This NERC report is in response to the Senate Energy and Natural Resources Committee bill that will require all energy utilities to deliver at least 20% of their total power from renewable sources by 2021. By the year 2012, utility companies must get 4% of their power from clean sources.
Other players in the power industry have positively received the NERC report. Denise Bode, CEO of American Wind Energy Association, stated that the report can very well be used as the road map for grid planning and operations changes required across America in the future.
On the other hand, Revis James, director of energy technology assessment at the Electric Power Research Institute, is questioning whether the utilities are moving fast or not. He is saying that not much is understood about the impact of renewable energy on the power grid. He also points out that the research and development in the field is moving in a brisk pace – but is it enough to reach the goal by 2021?
The NERC report said that when renewable energy is incorporated into the power grid, it will require more advance computer models to control this flow. It has to monitor the variables with regards to the weather that can affect the electricity output of solar and wind units.
About renewable energy sources, the NERC report stated that advances in the flywheel and battery storage technologies can make it easier to manage the power grid. It also said that wind and solar generators installed on businesses and homes should be connected to the grid as well.
Wind power used to be unreliable, but in the future, wind turbine technology will make it more flexible. Future turbine blades can be made to dump wind when it is required. There was also a brief mention of the discouraging scenario of local government units arguing about who would pay for the upgrade of the power grids.
James said it right, when he said:

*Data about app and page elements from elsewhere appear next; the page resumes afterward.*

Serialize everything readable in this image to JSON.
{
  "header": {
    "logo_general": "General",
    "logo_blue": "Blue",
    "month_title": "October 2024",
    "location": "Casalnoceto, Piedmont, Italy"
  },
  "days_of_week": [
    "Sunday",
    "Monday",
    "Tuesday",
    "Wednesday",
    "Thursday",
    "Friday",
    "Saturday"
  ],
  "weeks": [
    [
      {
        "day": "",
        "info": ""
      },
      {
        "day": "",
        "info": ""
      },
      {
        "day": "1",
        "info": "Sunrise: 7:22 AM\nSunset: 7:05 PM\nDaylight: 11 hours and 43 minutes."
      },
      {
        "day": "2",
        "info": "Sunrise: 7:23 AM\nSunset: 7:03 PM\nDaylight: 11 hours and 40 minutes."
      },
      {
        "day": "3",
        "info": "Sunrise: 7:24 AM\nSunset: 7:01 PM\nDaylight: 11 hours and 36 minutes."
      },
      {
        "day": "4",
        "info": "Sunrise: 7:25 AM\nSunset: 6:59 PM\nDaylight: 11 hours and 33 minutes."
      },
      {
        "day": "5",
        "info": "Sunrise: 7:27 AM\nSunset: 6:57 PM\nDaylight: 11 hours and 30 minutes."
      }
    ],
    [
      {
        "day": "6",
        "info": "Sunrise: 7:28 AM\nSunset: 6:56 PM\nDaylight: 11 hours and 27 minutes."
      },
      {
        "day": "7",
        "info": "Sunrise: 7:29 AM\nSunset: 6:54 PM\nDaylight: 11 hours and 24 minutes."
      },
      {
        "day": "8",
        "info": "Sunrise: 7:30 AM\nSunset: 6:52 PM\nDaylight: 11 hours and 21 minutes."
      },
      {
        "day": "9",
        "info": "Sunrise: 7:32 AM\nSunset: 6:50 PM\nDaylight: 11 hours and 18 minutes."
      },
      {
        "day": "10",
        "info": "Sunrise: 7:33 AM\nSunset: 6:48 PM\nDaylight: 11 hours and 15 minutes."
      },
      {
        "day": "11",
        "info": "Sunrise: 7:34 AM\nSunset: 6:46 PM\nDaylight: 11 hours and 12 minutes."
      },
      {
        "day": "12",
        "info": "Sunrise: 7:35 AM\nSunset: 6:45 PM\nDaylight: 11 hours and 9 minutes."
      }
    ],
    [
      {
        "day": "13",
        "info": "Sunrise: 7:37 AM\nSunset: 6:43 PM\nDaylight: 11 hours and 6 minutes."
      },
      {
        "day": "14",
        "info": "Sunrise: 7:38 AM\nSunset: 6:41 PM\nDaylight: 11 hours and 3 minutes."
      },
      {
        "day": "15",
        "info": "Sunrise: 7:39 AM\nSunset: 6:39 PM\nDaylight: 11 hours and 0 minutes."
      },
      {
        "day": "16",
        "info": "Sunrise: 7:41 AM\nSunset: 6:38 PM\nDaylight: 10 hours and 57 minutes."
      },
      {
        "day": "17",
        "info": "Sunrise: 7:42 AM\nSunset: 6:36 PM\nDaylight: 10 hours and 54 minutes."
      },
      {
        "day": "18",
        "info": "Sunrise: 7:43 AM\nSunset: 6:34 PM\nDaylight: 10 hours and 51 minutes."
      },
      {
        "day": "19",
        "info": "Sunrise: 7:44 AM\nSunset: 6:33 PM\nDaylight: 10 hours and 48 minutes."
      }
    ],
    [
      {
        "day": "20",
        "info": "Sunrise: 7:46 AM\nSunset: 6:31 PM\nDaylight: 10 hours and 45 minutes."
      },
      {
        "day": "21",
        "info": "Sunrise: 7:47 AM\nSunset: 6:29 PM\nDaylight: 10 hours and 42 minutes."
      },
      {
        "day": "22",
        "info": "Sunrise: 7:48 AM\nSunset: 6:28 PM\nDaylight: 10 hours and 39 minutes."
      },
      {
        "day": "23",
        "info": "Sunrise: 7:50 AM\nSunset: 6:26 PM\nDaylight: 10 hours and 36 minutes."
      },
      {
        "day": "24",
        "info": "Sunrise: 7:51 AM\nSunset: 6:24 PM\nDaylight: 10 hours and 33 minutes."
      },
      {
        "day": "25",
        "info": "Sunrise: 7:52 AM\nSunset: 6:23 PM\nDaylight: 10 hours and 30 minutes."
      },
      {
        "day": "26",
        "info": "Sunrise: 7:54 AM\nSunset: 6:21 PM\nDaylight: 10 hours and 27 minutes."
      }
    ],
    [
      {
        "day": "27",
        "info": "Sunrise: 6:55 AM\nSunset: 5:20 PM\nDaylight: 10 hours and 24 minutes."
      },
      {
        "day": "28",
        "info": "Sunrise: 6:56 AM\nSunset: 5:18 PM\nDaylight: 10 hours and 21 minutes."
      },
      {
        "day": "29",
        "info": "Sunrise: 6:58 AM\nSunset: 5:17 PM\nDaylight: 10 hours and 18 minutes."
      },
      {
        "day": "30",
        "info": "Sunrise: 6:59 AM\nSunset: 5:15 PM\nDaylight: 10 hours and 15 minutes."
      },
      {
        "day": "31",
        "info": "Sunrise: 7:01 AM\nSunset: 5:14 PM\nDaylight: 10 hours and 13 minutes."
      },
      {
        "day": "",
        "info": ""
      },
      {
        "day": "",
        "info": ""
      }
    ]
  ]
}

That’s an equity issue that is basically a political question, not a technical question.
Wind and solar power are already in our grasps, and ready to be used in the near future. But are we ready for them?